cks

Anonymous said...

Bill, I am a fan. I am totally interested in your opinions on current events, the economy, court decisions, the Obama Admin, the events in Afghanistan, Iran, Iraq and in particular Israel but totally disinterested in what goes on in Durham or the NC justice system. Looking forward to more posts.

William L. Anderson said...

I would have commented on this case whether it was it North Carolina or North Dakota. Federal criminal law is pretty evil, and federal prosecutors are the lowest of the low, and their sliminess is not limited to North Carolina, but that is where this case occurred.

Anonymous said...

Is the case being appealed? What options does this guy have?

William L. Anderson said...

To the 1:02 p.m.

I suspect it is being appealed, but I doubt it will do him any good. This is an example of how malum prohibitum now dominates federal criminal law over malum in se. If anyone can figure out why putting money in a bank is a crime, let me know.

And, if Johnny Gaskins can be prosecuted and convicted for "structuring," even though there is no underlying crime, why did Elliot Spitzer, i.e. Client #9 (or Dr. Evil), get a free pass?

Keeper said...

So dividing your own money up into portions that will keep the federal government out of your business, and depositing it into your bank is a crime called "structuring?" Dear God. How did this happen? Who did this to us?

Keeper said...

Some of you must have heard about the Paul Minor/Wes Teel case in Mississippi, which is almost identical to the Don Seligman one in Alabama.

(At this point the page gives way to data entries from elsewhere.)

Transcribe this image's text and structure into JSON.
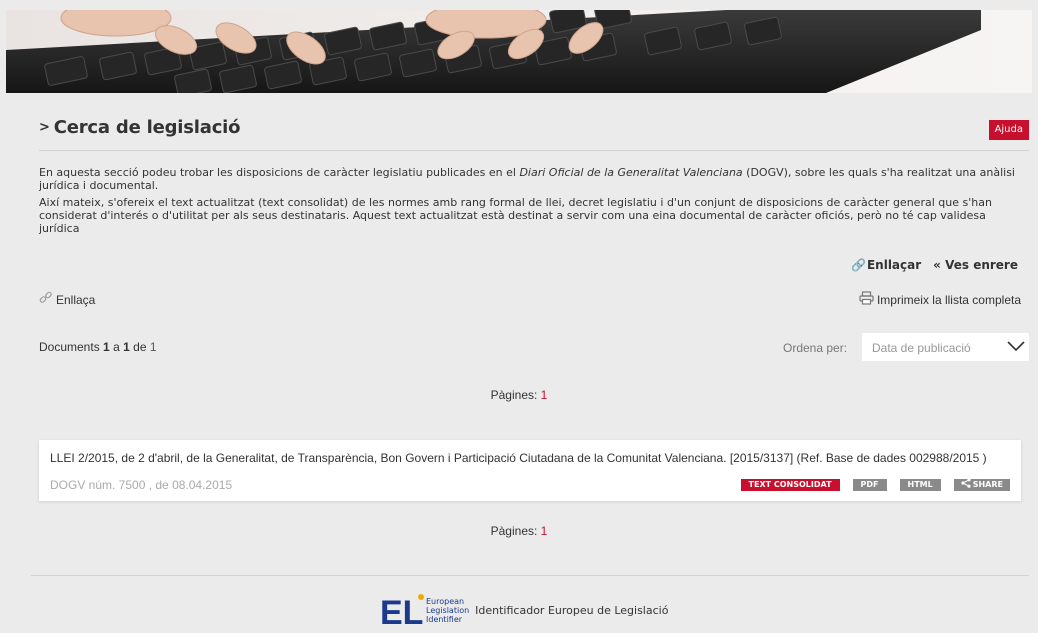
{
  "header": {
    "title_prefix": ">",
    "title": "Cerca de legislació",
    "help_label": "Ajuda"
  },
  "intro": {
    "p1_before": "En aquesta secció podeu trobar les disposicions de caràcter legislatiu publicades en el ",
    "p1_italic": "Diari Oficial de la Generalitat Valenciana",
    "p1_after": " (DOGV), sobre les quals s'ha realitzat una anàlisi jurídica i documental.",
    "p2": "Així mateix, s'ofereix el text actualitzat (text consolidat) de les normes amb rang formal de llei, decret legislatiu i d'un conjunt de disposicions de caràcter general que s'han considerat d'interés o d'utilitat per als seus destinataris. Aquest text actualitzat està destinat a servir com una eina documental de caràcter oficiós, però no té cap validesa jurídica"
  },
  "links": {
    "link_label": "Enllaçar",
    "back_label": "« Ves enrere"
  },
  "actions": {
    "link_label": "Enllaça",
    "print_label": "Imprimeix la llista completa"
  },
  "results_info": {
    "prefix": "Documents",
    "from": "1",
    "a": "a",
    "to": "1",
    "de": "de",
    "total": "1"
  },
  "sort": {
    "label": "Ordena per:",
    "selected": "Data de publicació"
  },
  "pagination": {
    "label": "Pàgines:",
    "current": "1"
  },
  "results": [
    {
      "title": "LLEI 2/2015, de 2 d'abril, de la Generalitat, de Transparència, Bon Govern i Participació Ciutadana de la Comunitat Valenciana. [2015/3137] (Ref. Base de dades 002988/2015 )",
      "meta": "DOGV núm. 7500 , de 08.04.2015",
      "badges": {
        "consolidated": "TEXT CONSOLIDAT",
        "pdf": "PDF",
        "html": "HTML",
        "share": "SHARE"
      }
    }
  ],
  "footer": {
    "eli_logo": "ELI",
    "eli_line1": "European",
    "eli_line2": "Legislation",
    "eli_line3": "Identifier",
    "eli_text": "Identificador Europeu de Legislació"
  },
  "colors": {
    "accent": "#c8102e",
    "eli_blue": "#1b3a8c",
    "eli_gold": "#f2a900"
  },
  "icons": [
    "link-icon",
    "print-icon",
    "chevron-down-icon",
    "share-icon"
  ]
}
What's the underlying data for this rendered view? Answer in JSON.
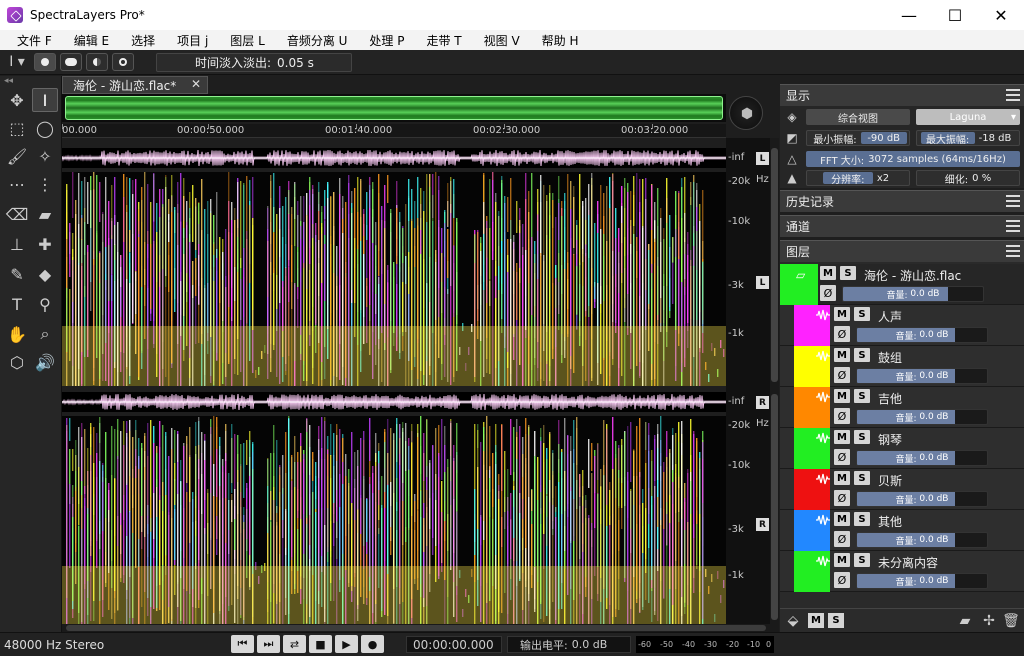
{
  "window": {
    "title": "SpectraLayers Pro*",
    "min": "—",
    "max": "☐",
    "close": "✕"
  },
  "menu": [
    "文件 F",
    "编辑 E",
    "选择",
    "项目 j",
    "图层 L",
    "音频分离 U",
    "处理 P",
    "走带 T",
    "视图 V",
    "帮助 H"
  ],
  "toolopts": {
    "fade_label": "时间淡入淡出:",
    "fade_value": "0.05 s"
  },
  "tab": {
    "label": "海伦 - 游山恋.flac*",
    "close": "✕"
  },
  "ruler": {
    "labels": [
      "00.000",
      "00:00:50.000",
      "00:01:40.000",
      "00:02:30.000",
      "00:03:20.000"
    ]
  },
  "scale": {
    "inf": "-inf",
    "hz": "Hz",
    "ticks": [
      "-20k",
      "-10k",
      "-3k",
      "-1k"
    ],
    "left": "L",
    "right": "R"
  },
  "status": {
    "format": "48000 Hz Stereo",
    "timecode": "00:00:00.000",
    "out_label": "输出电平:",
    "out_value": "0.0 dB",
    "meter_ticks": [
      "-60",
      "-50",
      "-40",
      "-30",
      "-20",
      "-10",
      "0"
    ]
  },
  "transport": [
    "⏮",
    "⏭",
    "⇄",
    "■",
    "▶",
    "●"
  ],
  "display": {
    "title": "显示",
    "view_label": "综合视图",
    "colormap": "Laguna",
    "min_label": "最小振幅:",
    "min_value": "-90 dB",
    "max_label": "最大振幅:",
    "max_value": "-18 dB",
    "fft_label": "FFT 大小:",
    "fft_value": "3072 samples (64ms/16Hz)",
    "res_label": "分辨率:",
    "res_value": "x2",
    "refine_label": "细化:",
    "refine_value": "0 %"
  },
  "panels": {
    "history": "历史记录",
    "channels": "通道",
    "layers": "图层"
  },
  "layers": [
    {
      "name": "海伦 - 游山恋.flac",
      "color": "#22ee22",
      "vol_label": "音量:",
      "vol": "0.0 dB",
      "level": 0.75
    },
    {
      "name": "人声",
      "color": "#ff22ff",
      "vol_label": "音量:",
      "vol": "0.0 dB",
      "level": 0.75
    },
    {
      "name": "鼓组",
      "color": "#ffff00",
      "vol_label": "音量:",
      "vol": "0.0 dB",
      "level": 0.75
    },
    {
      "name": "吉他",
      "color": "#ff8800",
      "vol_label": "音量:",
      "vol": "0.0 dB",
      "level": 0.75
    },
    {
      "name": "钢琴",
      "color": "#22ee22",
      "vol_label": "音量:",
      "vol": "0.0 dB",
      "level": 0.75
    },
    {
      "name": "贝斯",
      "color": "#ee1111",
      "vol_label": "音量:",
      "vol": "0.0 dB",
      "level": 0.75
    },
    {
      "name": "其他",
      "color": "#2288ff",
      "vol_label": "音量:",
      "vol": "0.0 dB",
      "level": 0.75
    },
    {
      "name": "未分离内容",
      "color": "#22ee22",
      "vol_label": "音量:",
      "vol": "0.0 dB",
      "level": 0.75
    }
  ],
  "ms": {
    "m": "M",
    "s": "S",
    "phase": "Ø"
  }
}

We have people rotting in prison in America for the crime of opposing the GOP. If you didn't know this was happening here you'd think you were reading about some Soviet gulag:

http://tinyurl.com/yevgwwm

Anonymous said...

He was sentenced today.....